Presentation on theme: "Role of Energy Efficiency in Addressing Electric System Reliability and Other Energy Problems Steven Nadel Executive Director American Council for an Energy-Efficient."— Presentation transcript:
Role of Energy Efficiency in Addressing Electric System Reliability and Other Energy Problems Steven Nadel Executive Director American Council for an Energy-Efficient Economy Washington, DC
Options for Closing the Demand-Supply Gap Supply Side –New power plants (particularly peakers) –New transmission lines –Improved system maintenance Demand Side –Load management Traditional (radio control, I-rates) Real-time pricing or credits –Energy-efficiency programs Resource acquisition Market transformation
Potential for Cost-Effective Electricity Savings in the Mid-Atlantic States Note: Savings analysis based on implementation of 80% of cost-effective opportunities by 2010. Source: ACEEE, 1997, Energy Efficiency and Economic Development in NY, NJ, & PA.
Allocation of Peak Demand by End-Use Source: Xenergy study for N.J. utilities.
Program Example: Residential Cooling Systems Encourage purchase of high-efficiency air- conditioners and heat pumps in new construction and when existing systems are replaced - National savings potential ~5,000 MW annually - Examples: NJ, Long Island Early replacement of old inefficient a/c (e.g. CA) Training and incentives on good installation and maintenance practices - National savings potential ~20,000 MW - Examples: NJ for new units, CA for repair of old
Program Example: Commissioning of Existing Commercial Buildings Commissioning - 5-15% energy savings, 1-3 year simple paybacks – Also substantial peak savings (national potential ~22,000 MW) Program needs to address: –Service provider training and technical support –Educating building owners/managers about opportunity –Educating maintenance staff on how to maintain savings Model programs : NYSERDA, Portland General Electric
Program Example: Residential CFLs CFLs reduce energy use ~70% relative to incandescent bulbs Prices have been dropping and sizes shrinking Savings particularly large in evening hours Program approach –Discount coupons, redeemable in local stores (e.g. NW, PEPCo) –Complement with public education and point of purchase materials
Summary of Savings Potential from Peak Reduction Programs These savings are approximately 40% of expected demand growth over the next decade

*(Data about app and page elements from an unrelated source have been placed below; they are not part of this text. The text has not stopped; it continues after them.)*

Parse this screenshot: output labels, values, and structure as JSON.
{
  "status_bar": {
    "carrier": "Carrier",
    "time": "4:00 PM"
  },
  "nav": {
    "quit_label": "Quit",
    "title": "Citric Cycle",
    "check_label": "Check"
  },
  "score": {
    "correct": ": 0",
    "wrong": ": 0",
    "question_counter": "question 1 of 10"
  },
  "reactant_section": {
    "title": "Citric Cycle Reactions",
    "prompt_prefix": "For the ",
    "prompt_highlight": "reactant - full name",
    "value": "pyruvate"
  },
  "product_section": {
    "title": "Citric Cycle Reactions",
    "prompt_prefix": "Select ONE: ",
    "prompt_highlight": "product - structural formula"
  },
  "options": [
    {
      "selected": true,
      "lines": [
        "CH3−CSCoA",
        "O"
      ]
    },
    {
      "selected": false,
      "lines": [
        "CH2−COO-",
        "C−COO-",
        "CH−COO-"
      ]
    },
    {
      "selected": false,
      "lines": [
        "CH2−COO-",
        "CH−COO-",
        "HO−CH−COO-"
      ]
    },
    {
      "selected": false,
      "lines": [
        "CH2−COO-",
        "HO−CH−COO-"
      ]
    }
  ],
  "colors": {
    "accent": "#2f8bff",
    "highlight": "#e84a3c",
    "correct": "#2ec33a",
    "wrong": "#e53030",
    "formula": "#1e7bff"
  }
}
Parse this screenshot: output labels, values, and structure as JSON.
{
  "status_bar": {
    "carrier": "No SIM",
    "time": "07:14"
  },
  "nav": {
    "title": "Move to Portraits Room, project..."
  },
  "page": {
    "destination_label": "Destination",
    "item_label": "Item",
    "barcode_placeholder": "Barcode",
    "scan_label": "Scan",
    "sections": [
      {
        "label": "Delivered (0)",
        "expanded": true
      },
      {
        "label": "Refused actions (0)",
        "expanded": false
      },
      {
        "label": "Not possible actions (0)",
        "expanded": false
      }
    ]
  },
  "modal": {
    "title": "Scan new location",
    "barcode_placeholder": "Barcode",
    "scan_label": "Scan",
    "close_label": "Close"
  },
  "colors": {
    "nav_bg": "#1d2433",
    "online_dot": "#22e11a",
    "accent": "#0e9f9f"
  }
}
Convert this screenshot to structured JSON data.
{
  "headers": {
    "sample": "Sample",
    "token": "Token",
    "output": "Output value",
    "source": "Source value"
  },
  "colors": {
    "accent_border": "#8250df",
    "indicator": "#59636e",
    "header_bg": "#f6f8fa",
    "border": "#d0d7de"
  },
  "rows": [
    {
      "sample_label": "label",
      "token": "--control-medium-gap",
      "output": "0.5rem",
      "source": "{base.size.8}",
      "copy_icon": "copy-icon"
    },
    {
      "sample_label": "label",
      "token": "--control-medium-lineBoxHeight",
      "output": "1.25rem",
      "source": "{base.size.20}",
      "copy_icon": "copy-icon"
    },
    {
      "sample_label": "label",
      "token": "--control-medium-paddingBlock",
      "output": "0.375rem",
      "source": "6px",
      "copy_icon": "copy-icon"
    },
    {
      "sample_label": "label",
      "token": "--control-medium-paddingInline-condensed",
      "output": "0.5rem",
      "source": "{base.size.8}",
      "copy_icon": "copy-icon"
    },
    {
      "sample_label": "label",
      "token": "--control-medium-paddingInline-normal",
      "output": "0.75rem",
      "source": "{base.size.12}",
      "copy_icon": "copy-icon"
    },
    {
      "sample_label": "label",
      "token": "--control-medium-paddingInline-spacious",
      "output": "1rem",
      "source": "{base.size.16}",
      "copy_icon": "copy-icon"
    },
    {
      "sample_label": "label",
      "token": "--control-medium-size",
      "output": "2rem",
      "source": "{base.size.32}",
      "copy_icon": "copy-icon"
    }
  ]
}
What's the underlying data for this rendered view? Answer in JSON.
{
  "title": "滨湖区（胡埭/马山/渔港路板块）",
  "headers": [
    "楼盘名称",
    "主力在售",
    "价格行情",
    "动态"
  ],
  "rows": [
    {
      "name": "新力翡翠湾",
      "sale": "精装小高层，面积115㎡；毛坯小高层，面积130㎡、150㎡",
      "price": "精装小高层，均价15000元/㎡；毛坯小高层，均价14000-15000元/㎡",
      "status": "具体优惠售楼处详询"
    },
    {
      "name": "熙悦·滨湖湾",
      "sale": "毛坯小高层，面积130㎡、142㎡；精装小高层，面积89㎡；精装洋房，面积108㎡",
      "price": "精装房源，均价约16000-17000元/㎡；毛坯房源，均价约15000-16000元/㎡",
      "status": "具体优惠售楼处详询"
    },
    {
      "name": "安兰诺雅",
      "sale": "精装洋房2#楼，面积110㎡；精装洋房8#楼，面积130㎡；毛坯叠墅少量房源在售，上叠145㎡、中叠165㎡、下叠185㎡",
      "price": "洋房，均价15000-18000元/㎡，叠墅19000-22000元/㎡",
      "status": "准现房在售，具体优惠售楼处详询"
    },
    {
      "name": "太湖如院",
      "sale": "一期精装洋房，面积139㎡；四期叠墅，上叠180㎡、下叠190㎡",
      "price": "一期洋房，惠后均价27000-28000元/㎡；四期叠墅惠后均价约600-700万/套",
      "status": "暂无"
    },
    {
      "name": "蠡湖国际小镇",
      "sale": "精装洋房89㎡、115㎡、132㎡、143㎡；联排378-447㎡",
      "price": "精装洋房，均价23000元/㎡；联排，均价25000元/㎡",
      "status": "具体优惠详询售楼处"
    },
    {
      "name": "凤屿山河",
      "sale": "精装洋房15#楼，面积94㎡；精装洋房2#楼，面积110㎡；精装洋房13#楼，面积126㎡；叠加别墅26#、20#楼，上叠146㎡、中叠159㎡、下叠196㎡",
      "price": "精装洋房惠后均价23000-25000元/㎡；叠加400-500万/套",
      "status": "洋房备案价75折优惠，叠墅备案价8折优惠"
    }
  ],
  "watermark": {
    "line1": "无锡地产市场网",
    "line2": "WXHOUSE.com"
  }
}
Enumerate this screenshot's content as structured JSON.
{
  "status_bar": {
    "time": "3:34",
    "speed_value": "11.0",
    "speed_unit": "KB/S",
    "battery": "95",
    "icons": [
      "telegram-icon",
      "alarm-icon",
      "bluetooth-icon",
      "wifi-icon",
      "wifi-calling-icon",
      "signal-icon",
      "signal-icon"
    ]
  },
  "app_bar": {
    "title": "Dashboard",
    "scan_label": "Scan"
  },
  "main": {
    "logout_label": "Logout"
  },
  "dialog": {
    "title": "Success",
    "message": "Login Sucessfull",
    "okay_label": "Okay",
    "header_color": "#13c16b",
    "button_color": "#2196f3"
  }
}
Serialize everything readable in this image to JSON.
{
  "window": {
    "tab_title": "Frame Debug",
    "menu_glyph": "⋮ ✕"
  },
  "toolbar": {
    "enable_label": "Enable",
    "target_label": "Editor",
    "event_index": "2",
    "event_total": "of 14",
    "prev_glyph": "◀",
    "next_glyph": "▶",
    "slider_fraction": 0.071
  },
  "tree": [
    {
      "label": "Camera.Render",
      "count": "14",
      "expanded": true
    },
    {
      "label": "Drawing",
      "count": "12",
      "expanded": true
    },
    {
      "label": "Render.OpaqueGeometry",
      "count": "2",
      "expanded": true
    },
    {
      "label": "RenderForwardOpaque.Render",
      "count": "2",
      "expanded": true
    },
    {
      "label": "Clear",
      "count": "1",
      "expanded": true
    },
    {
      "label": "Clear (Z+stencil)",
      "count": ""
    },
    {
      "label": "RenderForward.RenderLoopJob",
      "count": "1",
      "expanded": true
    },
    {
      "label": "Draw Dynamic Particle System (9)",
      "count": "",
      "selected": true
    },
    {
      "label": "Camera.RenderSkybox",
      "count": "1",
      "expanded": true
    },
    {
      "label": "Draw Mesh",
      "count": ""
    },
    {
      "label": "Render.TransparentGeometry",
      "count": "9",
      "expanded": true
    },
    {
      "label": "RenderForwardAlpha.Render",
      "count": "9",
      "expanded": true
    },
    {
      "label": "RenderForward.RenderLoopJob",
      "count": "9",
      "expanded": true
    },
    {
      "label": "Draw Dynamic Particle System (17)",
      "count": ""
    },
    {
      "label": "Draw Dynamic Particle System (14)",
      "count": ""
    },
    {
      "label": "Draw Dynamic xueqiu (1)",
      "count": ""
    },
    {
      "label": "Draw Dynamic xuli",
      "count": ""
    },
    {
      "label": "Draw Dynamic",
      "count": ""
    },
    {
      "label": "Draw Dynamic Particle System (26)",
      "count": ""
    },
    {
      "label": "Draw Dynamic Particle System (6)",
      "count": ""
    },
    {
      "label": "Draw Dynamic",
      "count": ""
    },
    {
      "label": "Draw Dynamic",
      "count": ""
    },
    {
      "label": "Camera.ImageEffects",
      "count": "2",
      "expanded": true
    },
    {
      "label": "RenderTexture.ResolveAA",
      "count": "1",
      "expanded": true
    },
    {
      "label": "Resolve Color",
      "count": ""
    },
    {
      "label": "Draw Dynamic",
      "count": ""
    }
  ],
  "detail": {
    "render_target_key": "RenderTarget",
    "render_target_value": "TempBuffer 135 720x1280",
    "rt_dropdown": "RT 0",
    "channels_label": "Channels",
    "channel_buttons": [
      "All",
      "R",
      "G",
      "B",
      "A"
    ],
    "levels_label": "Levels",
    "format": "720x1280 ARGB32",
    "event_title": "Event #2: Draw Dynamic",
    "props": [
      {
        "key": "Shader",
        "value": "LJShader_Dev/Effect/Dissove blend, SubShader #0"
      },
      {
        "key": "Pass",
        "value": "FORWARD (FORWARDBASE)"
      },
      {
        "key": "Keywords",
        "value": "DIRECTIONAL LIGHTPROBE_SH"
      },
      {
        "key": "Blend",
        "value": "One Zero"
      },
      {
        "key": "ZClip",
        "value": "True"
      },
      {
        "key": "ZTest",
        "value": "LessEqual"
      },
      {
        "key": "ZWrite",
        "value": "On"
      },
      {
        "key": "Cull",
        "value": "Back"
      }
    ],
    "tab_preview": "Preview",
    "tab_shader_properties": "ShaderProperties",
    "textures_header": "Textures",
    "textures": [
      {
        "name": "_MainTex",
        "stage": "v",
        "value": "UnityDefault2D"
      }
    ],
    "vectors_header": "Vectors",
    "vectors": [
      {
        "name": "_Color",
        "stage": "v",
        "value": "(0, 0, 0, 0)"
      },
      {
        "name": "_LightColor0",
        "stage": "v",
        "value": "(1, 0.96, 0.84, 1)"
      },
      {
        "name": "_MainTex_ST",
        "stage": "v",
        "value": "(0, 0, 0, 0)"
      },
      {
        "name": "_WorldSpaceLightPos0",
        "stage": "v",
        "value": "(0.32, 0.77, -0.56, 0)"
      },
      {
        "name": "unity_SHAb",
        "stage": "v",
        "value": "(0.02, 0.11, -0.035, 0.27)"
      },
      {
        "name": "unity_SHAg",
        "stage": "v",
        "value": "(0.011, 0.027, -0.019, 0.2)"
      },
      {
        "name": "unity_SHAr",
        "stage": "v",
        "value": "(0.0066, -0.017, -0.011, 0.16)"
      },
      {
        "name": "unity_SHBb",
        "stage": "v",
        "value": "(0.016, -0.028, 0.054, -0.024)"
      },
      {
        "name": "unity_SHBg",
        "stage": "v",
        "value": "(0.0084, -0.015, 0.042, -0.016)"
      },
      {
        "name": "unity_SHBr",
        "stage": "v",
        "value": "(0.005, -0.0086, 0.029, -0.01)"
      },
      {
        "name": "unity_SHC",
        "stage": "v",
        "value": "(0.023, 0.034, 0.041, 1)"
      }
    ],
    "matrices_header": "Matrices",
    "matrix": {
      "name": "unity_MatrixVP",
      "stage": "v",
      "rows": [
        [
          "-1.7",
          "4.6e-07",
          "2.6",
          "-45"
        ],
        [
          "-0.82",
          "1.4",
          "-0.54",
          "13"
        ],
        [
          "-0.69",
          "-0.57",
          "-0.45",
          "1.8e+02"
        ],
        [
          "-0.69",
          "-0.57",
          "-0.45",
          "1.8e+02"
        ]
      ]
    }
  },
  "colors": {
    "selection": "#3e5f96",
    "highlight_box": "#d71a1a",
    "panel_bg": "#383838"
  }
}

Options for State Policy Makers Adopt and implement public benefit fund to support energy efficiency programs Adopt up-to-date building codes Adopt state tax credits for efficient equipment and buildings Encourage use of combined heat & power (CHP or cogeneration) systems
Options for State Policy Makers (continued) Support/adopt minimum efficiency standards (e.g. CA) Finance and implement efficiency upgrades to state and municipal facilities (e.g TX) Promote Energy Star equipment and buildings
Status of State Energy Efficiency Public Benefit Programs
State Tax Incentive Options Waive sales tax for Energy Star equipment (e.g. MD; OR has larger incentives) Green buildings tax credit for commercial buildings (e.g. NY) Credits for efficient new homes Titling or other tax waivers/credits for hybrid and fuel cell vehicles (e.g. MD)
Encouraging CHP Adopt favorable CHP and distributed generation interconnect and access rules (e.g., Texas PUC) Establish interagency team to facilitate siting and permitting (e.g., NY and CA) Cost-share CHP feasibility studies (e.g. NY) Review state facilities for CHP opportunities (e.g. NY)
Equipment Efficiency Standards Federal Standards Retain new residential standards -- a/c, water heaters and clothes washers Develop new standards -- commercial a/c, transformers State Standards Stronger a/c standards Standards on products not federally regulated -- torchierres, exit signs, transformers & commercial refrigeration
Texas Loan Star Program Capital retrofit program for building energy efficiency $95 million revolving loan fund Over 10 years,$133 million loaned for 118 projects; savings to date $83 million Average 22% energy savings Continuous commissioning a key component of the program
The ENERGY STAR Label Residential –Consumer Electronics, Dishwashers, Clothes washers, Lighting fixtures, CFLs, HVAC, Refrigerators, Windows, Room A/C, Dehumidifiers, Set-top boxes
The ENERGY STAR Label Commercial –Office equipment, Exit signs, Roofing products, Transformers, Traffic signals, Water coolers New Products –Telephony, Ceiling and ventilation fans, industrial motors, small commercial HVAC
Energy Star Building Labeling Program Existing Programs Offices Schools In Beta Test Groceries Convenience stores Other building types planned
Employment Impacts of Energy Efficiency Programs & Policies Source: ACEEE, 1997, Energy Efficiency and Economic Development in NY, NJ, & PA.
RAND Study on California Programs Examined impacts of energy efficiency programs and policies from 1977-1995 Found statewide economic benefits of $875- 1300 per capita Added 3% to state economy Reduced air pollution emissions from stationary sources by ~40% Source: The Public Benefit of Californias Investments in Energy Efficiency